• _EXERCISE GOAL_
The entries that follow need to be returned without any alteration.

Extracted records:

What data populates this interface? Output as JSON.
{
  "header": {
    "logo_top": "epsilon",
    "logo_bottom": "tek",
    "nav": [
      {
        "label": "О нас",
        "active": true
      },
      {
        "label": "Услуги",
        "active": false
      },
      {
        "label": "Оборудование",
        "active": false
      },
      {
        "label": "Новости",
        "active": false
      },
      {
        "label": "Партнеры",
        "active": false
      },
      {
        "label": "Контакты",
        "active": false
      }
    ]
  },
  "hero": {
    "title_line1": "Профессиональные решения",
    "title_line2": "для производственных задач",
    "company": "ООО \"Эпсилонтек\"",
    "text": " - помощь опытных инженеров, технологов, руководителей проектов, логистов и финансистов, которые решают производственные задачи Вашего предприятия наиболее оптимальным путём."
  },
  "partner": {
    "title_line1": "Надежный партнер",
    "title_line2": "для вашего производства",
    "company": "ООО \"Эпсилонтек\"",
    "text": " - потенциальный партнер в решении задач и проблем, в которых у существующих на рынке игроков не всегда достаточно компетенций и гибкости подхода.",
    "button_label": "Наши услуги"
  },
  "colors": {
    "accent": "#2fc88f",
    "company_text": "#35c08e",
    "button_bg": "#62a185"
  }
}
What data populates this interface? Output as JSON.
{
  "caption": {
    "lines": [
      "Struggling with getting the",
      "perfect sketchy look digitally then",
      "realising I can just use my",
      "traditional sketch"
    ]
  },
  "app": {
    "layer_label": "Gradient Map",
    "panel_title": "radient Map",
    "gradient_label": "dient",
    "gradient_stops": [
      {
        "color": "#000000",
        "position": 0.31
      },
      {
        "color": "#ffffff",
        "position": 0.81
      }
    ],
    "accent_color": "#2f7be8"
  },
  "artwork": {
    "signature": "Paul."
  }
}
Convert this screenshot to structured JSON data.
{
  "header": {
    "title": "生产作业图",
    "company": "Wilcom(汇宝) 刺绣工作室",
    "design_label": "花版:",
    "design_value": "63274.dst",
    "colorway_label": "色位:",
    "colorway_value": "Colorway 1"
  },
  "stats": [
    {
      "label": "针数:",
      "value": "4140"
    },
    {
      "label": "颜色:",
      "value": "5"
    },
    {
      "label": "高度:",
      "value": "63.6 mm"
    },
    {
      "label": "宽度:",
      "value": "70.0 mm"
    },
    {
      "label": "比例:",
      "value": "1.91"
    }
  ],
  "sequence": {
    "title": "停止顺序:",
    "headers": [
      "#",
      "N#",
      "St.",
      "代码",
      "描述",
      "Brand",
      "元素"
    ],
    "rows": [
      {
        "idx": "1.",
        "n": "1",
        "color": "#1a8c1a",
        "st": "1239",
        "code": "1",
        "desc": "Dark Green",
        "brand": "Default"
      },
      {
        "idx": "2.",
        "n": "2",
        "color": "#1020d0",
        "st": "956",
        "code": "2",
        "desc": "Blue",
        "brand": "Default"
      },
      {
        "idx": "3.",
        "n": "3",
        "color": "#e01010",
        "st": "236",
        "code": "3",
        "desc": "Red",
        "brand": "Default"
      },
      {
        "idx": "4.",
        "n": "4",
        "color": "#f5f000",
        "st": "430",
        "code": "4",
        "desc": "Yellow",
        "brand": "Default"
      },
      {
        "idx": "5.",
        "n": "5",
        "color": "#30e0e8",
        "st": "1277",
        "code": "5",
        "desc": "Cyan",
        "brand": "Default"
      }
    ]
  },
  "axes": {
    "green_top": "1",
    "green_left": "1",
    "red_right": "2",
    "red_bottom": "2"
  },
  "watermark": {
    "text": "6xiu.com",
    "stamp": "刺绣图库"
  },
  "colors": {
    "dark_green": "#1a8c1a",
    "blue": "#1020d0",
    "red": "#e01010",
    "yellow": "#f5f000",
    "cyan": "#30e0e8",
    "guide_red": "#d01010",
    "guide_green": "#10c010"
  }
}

• _ANSWER_
What data populates this interface? Output as JSON.
{
  "header": {
    "logo_top": "epsilon",
    "logo_bottom": "tek",
    "nav": [
      {
        "label": "О нас",
        "active": true
      },
      {
        "label": "Услуги",
        "active": false
      },
      {
        "label": "Оборудование",
        "active": false
      },
      {
        "label": "Новости",
        "active": false
      },
      {
        "label": "Партнеры",
        "active": false
      },
      {
        "label": "Контакты",
        "active": false
      }
    ]
  },
  "hero": {
    "title_line1": "Профессиональные решения",
    "title_line2": "для производственных задач",
    "company": "ООО \"Эпсилонтек\"",
    "text": " - помощь опытных инженеров, технологов, руководителей проектов, логистов и финансистов, которые решают производственные задачи Вашего предприятия наиболее оптимальным путём."
  },
  "partner": {
    "title_line1": "Надежный партнер",
    "title_line2": "для вашего производства",
    "company": "ООО \"Эпсилонтек\"",
    "text": " - потенциальный партнер в решении задач и проблем, в которых у существующих на рынке игроков не всегда достаточно компетенций и гибкости подхода.",
    "button_label": "Наши услуги"
  },
  "colors": {
    "accent": "#2fc88f",
    "company_text": "#35c08e",
    "button_bg": "#62a185"
  }
}
What data populates this interface? Output as JSON.
{
  "caption": {
    "lines": [
      "Struggling with getting the",
      "perfect sketchy look digitally then",
      "realising I can just use my",
      "traditional sketch"
    ]
  },
  "app": {
    "layer_label": "Gradient Map",
    "panel_title": "radient Map",
    "gradient_label": "dient",
    "gradient_stops": [
      {
        "color": "#000000",
        "position": 0.31
      },
      {
        "color": "#ffffff",
        "position": 0.81
      }
    ],
    "accent_color": "#2f7be8"
  },
  "artwork": {
    "signature": "Paul."
  }
}
Convert this screenshot to structured JSON data.
{
  "header": {
    "title": "生产作业图",
    "company": "Wilcom(汇宝) 刺绣工作室",
    "design_label": "花版:",
    "design_value": "63274.dst",
    "colorway_label": "色位:",
    "colorway_value": "Colorway 1"
  },
  "stats": [
    {
      "label": "针数:",
      "value": "4140"
    },
    {
      "label": "颜色:",
      "value": "5"
    },
    {
      "label": "高度:",
      "value": "63.6 mm"
    },
    {
      "label": "宽度:",
      "value": "70.0 mm"
    },
    {
      "label": "比例:",
      "value": "1.91"
    }
  ],
  "sequence": {
    "title": "停止顺序:",
    "headers": [
      "#",
      "N#",
      "St.",
      "代码",
      "描述",
      "Brand",
      "元素"
    ],
    "rows": [
      {
        "idx": "1.",
        "n": "1",
        "color": "#1a8c1a",
        "st": "1239",
        "code": "1",
        "desc": "Dark Green",
        "brand": "Default"
      },
      {
        "idx": "2.",
        "n": "2",
        "color": "#1020d0",
        "st": "956",
        "code": "2",
        "desc": "Blue",
        "brand": "Default"
      },
      {
        "idx": "3.",
        "n": "3",
        "color": "#e01010",
        "st": "236",
        "code": "3",
        "desc": "Red",
        "brand": "Default"
      },
      {
        "idx": "4.",
        "n": "4",
        "color": "#f5f000",
        "st": "430",
        "code": "4",
        "desc": "Yellow",
        "brand": "Default"
      },
      {
        "idx": "5.",
        "n": "5",
        "color": "#30e0e8",
        "st": "1277",
        "code": "5",
        "desc": "Cyan",
        "brand": "Default"
      }
    ]
  },
  "axes": {
    "green_top": "1",
    "green_left": "1",
    "red_right": "2",
    "red_bottom": "2"
  },
  "watermark": {
    "text": "6xiu.com",
    "stamp": "刺绣图库"
  },
  "colors": {
    "dark_green": "#1a8c1a",
    "blue": "#1020d0",
    "red": "#e01010",
    "yellow": "#f5f000",
    "cyan": "#30e0e8",
    "guide_red": "#d01010",
    "guide_green": "#10c010"
  }
}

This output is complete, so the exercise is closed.